Last January your Biblical Archaeology Society hosted a conference in Jerusalem, attended by some of the world’s leading experts, to consider the important inscriptions that have recently been charged as modern forgeries. Scholars came from the United States, England, France, Germany and, of course, Israel and assembled to share their insights and observations. I will file a detailed report in the near future, but it is not too early to share a few observations.
Based on the discussion and some of the things that have not yet been made public, my impressions are:
(1) The ossuary inscribed “James, son of Joseph, brother of Jesus” is authentic. A committee of the Israel Antiquities Authority (IAA) declared the inscription a modern forgery, and the government is trying to prove it in a case currently being heard in a Jerusalem court, so most people—scholars and laypeople alike—consider the inscription to be a forgery. But my prediction from listening to the experts is that the little ossuary, or bone box, recently contaminated by the IAA with a red smear and lying in its storerooms unattended, will be found to be authentic.
There is a serious, legitimate question as to whether the Jesus referred to in the inscription is the New Testament Jesus of Nazareth. Scholars are arguing both sides of this question. But that is a different question from whether or not the inscription is a forgery.
The chief reputation to be lost if the inscription is authentic belongs to Professor Yuval Goren of Tel Aviv University. He, almost single-handedly, convinced the IAA committee that the inscription is a forgery. He is a widely recognized expert in ceramic petrology; he can reliably tell you the chemical elements in clay. But he was said not to have written a single paper on the petrology of stone, such as the limestone of which the ossuary is made. Stone petrology is far different from clay petrology. More importantly, Goren recently testified in the forgery trial and is said to have conceded on cross-examination that there is (or was) original ancient patina in at least one of the letters of the word Jesus (the ‘ayin). If so, it would seem that the inscription is authentic. Reports of Goren’s courtroom testimony are swirling around the Web.
Professor Goren was invited to our Jerusalem conference, but he did not respond, even negatively, to the invitation. He also rebuffed a prominent French scholar who sought to engage Goren in a collegial scholarly discussion on his findings.
(2) The ivory pomegranate inscription reading “(Belonging) to the priests, the Temple of [Yahwe]h” will be found, I predict, to be authentic. This inscription, too, has been declared a forgery by an IAA (and Israel Museum) committee, again led by the views of Professor Goren.
The two script experts on the committee that declared the pomegranate inscription to be a forgery have now agreed to re-examine it with an open mind in light of a new analysis that is said to prove the inscription authentic.
For many years the pomegranate was thought to be the only surviving artifact from Solomon’s Temple.
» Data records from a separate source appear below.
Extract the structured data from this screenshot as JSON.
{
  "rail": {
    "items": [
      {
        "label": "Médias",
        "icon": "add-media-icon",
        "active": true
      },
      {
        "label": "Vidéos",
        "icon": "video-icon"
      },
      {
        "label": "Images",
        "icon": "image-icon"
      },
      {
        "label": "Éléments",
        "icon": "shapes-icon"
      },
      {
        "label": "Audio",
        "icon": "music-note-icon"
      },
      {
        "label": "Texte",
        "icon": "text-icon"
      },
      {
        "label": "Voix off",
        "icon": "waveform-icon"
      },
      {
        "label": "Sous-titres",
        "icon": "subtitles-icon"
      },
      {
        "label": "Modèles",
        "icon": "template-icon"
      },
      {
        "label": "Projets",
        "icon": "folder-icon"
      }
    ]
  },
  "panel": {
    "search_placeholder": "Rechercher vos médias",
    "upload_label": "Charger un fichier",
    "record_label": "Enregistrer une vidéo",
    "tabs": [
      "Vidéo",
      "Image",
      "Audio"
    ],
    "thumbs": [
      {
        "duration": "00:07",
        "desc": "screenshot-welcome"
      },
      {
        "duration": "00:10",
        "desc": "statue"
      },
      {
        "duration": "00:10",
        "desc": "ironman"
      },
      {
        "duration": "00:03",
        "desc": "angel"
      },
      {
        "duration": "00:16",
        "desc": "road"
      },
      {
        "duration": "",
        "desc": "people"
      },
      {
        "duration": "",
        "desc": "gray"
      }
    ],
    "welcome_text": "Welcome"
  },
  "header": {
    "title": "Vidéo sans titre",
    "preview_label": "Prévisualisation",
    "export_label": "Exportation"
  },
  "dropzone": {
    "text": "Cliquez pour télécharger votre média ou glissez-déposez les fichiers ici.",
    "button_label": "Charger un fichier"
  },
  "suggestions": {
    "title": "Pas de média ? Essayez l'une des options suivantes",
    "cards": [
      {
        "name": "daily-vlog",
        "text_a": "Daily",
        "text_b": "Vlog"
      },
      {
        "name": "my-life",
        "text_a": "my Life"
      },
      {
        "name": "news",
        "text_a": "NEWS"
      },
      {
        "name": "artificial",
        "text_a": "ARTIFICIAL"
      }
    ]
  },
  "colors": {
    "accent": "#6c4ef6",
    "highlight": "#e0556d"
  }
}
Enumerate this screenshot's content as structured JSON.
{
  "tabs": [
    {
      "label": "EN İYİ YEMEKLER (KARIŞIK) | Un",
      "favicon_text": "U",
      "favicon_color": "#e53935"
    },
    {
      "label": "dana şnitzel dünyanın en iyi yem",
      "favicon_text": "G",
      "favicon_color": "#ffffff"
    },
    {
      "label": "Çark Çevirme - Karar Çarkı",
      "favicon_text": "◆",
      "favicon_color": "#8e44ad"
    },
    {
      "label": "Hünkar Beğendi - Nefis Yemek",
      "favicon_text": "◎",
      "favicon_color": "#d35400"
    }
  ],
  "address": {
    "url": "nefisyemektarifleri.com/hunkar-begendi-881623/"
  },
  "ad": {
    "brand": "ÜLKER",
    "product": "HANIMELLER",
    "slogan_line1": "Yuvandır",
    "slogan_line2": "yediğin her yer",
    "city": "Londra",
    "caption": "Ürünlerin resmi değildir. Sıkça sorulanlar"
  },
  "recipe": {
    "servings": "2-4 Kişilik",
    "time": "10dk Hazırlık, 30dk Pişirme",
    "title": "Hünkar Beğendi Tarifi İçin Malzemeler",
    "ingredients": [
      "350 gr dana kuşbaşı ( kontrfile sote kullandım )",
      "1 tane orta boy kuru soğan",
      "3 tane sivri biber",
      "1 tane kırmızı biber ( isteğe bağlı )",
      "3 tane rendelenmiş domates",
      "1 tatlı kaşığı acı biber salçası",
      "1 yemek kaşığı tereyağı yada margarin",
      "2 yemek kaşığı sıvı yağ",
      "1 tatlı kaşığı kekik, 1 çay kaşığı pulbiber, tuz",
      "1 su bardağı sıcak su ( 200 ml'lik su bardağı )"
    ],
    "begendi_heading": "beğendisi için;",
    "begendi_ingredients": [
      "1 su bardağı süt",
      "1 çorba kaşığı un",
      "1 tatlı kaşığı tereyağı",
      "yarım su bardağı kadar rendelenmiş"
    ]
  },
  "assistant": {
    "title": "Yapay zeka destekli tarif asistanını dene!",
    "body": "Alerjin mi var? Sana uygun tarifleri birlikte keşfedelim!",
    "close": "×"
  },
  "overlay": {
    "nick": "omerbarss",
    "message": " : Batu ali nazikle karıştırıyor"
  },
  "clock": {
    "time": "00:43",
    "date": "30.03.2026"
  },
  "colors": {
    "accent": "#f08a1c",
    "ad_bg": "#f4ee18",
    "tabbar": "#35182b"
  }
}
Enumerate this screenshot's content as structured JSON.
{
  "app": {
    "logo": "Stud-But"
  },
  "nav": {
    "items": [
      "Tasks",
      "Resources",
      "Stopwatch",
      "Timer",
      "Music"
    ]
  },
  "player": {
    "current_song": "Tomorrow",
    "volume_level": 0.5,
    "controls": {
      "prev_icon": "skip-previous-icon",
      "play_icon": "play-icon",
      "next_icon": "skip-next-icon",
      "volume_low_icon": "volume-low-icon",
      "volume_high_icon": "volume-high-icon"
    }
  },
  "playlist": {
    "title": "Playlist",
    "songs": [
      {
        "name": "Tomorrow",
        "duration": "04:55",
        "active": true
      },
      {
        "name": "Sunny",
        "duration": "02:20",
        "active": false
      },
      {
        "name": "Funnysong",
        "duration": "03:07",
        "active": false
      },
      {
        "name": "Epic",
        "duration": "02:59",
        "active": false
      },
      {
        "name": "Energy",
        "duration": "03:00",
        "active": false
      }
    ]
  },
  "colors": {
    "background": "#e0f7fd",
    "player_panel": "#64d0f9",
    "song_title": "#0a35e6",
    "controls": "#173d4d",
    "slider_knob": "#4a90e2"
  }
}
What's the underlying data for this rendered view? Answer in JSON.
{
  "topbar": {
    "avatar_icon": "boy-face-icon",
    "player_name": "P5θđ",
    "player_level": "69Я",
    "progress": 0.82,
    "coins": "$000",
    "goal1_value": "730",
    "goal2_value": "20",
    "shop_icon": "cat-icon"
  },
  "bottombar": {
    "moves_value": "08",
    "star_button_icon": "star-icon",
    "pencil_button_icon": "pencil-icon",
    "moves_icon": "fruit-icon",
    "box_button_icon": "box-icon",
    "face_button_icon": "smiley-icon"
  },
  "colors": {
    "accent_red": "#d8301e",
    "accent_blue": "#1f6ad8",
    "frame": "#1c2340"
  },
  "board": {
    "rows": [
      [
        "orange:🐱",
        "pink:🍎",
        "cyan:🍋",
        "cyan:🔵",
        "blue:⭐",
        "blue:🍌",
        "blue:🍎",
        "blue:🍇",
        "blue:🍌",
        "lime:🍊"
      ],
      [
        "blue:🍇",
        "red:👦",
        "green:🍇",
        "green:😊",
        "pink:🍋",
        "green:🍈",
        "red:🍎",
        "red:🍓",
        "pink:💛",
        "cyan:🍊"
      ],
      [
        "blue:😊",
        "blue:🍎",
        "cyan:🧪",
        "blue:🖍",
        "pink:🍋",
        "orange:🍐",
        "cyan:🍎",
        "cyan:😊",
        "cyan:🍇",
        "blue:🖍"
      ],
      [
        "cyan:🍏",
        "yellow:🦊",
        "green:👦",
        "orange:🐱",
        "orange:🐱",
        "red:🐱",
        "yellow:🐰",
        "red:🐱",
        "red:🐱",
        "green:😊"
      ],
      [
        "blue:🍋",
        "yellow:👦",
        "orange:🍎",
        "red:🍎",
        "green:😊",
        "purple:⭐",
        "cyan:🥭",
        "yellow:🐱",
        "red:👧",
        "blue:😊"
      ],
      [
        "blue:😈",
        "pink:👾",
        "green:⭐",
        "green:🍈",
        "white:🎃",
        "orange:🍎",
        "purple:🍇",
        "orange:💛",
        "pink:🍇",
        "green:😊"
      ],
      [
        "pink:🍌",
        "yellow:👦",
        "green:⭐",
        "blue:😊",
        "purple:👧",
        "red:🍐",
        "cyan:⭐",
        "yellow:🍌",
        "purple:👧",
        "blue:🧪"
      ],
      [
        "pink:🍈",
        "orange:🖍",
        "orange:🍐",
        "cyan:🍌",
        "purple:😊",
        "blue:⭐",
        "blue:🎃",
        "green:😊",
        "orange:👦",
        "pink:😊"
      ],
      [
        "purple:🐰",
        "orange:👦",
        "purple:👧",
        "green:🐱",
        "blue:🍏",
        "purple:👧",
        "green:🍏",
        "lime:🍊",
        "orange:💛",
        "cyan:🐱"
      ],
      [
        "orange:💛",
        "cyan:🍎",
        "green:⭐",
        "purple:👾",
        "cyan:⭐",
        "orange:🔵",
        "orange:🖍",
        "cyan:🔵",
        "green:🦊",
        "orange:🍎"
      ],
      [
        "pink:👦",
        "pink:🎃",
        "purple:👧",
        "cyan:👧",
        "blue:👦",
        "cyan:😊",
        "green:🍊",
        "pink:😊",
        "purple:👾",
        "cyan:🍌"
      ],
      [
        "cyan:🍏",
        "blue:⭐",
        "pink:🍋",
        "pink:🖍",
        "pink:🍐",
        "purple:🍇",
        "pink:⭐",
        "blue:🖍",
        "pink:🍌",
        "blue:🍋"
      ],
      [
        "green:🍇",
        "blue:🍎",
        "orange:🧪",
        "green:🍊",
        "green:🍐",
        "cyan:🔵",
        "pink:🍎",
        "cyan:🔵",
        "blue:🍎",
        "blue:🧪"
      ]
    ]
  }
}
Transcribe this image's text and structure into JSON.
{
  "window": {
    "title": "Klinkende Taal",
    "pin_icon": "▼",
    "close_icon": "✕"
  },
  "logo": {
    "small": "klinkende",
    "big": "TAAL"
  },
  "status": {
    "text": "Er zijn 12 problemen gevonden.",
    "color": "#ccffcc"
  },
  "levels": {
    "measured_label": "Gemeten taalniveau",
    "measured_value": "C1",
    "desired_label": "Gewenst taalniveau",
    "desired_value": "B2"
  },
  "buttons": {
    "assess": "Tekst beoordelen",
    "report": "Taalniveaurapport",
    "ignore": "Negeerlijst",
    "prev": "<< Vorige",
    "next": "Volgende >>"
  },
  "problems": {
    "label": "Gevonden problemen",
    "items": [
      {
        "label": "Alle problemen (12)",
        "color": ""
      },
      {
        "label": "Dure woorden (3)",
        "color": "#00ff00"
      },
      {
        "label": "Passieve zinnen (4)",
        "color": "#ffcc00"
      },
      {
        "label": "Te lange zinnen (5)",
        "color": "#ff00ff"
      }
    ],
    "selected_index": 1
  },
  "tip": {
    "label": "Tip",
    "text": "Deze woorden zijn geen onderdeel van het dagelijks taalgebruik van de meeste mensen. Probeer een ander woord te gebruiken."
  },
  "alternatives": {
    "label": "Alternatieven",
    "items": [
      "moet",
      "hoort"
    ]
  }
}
Again, there is a legitimate scholarly discussion as to whether or not—if it is authentic—it came from Solomon’s Temple. But that is a different question from whether it is authentic.
(3) The Yehoash inscription purports to document repairs to Solomon’s Temple. If authentic, it would be the first royal Israelite (actually Judahite) inscription (of King Yehoash, or Jehoash, in the ninth century B.C.E.). Opinions are so divided regarding this inscription that I am unable to make a prediction. Many very prominent paleographers and philologists are convinced it is a 078forgery. Others, equally prominent, are not so sure. There are just too few inscriptions from this period with which to compare it, they say. Still others, mainly material scientists, are convinced the Yehoash inscription is authentic.
I was impressed by the observation of Ronny Reich, one of the participants in the conference. The forging of the Yehoash inscription, he said, would require knowledge in a number of fields, from ancient Hebrew lexicography to geomorphology. If the inscription is a forgery, there must have been a conspiracy; one person could hardly be knowledgeable in so many fields. But: “If it involved more than one person, something would have leaked.”
Well, it hasn’t leaked—so far! BAR is now offering a reward of $50,000 (see Strata) to induce a leak of information leading to the arrest and conviction of anyone involved in the forging of the Yehoash inscription.
Last January your Biblical Archaeology Society hosted a conference in Jerusalem, attended by some of the world’s leading experts, to consider the important inscriptions that have recently been charged as modern forgeries. Scholars came from the United States, England, France, Germany and, of course, Israel and assembled to share their insights and observations. I will file a detailed report in the near future, but it is not too early to share a few observations. Based on the discussion and some of the things that have not yet been made public, my impressions are: (1) The ossuary inscribed “James, son […]